━━ Task input

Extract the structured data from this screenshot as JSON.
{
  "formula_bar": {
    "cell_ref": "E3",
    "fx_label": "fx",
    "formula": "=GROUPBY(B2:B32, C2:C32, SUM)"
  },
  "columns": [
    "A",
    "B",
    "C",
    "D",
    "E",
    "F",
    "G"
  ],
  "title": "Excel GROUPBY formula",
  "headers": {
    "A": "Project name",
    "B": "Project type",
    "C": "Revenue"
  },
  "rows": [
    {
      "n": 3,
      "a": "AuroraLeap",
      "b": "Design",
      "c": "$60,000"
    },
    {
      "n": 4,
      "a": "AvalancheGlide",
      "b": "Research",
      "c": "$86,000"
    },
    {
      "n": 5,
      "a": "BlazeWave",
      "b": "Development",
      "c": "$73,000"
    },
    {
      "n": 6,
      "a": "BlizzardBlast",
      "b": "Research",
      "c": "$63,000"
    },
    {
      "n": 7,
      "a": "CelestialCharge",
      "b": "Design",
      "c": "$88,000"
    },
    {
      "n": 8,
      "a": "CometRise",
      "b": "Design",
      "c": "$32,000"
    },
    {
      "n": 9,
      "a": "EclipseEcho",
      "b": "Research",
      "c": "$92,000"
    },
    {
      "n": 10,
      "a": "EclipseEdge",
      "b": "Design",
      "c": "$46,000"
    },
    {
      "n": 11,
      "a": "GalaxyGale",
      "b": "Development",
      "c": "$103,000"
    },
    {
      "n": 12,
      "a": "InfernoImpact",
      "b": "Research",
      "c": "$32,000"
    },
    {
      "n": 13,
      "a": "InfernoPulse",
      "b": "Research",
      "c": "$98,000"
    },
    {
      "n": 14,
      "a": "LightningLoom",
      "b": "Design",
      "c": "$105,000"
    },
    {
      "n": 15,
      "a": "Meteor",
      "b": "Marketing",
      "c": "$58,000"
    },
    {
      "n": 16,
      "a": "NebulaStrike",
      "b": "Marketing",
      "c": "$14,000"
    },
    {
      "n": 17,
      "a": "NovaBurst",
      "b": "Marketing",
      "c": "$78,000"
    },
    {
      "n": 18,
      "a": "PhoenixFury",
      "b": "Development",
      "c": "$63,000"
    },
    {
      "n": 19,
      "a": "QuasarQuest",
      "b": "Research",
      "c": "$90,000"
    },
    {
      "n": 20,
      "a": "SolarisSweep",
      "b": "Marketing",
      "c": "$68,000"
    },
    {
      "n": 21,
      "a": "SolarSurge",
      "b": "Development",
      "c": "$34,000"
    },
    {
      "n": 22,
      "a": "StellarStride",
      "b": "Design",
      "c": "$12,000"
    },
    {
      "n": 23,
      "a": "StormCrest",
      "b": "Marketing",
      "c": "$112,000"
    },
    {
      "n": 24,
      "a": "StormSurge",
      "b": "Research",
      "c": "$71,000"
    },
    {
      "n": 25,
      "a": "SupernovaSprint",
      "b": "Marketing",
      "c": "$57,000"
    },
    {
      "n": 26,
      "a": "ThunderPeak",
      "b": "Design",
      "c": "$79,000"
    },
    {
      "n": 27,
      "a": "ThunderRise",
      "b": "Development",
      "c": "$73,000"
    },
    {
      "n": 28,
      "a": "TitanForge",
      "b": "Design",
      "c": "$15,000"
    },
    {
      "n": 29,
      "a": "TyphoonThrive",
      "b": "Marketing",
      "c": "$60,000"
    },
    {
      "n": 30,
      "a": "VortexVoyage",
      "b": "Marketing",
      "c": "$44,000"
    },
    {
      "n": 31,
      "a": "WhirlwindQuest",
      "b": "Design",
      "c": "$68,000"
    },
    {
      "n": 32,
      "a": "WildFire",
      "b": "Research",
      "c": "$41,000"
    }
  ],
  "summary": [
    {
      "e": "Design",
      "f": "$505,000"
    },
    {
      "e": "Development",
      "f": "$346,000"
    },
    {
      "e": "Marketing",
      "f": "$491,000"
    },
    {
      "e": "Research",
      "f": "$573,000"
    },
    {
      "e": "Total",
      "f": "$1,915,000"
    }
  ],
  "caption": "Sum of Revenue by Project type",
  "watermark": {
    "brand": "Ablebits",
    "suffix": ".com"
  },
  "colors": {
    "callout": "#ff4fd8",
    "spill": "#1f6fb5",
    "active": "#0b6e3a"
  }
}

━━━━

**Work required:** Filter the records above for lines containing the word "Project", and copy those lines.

**Response area:**
    "A": "Project name",
    "B": "Project type",
  "caption": "Sum of Revenue by Project type",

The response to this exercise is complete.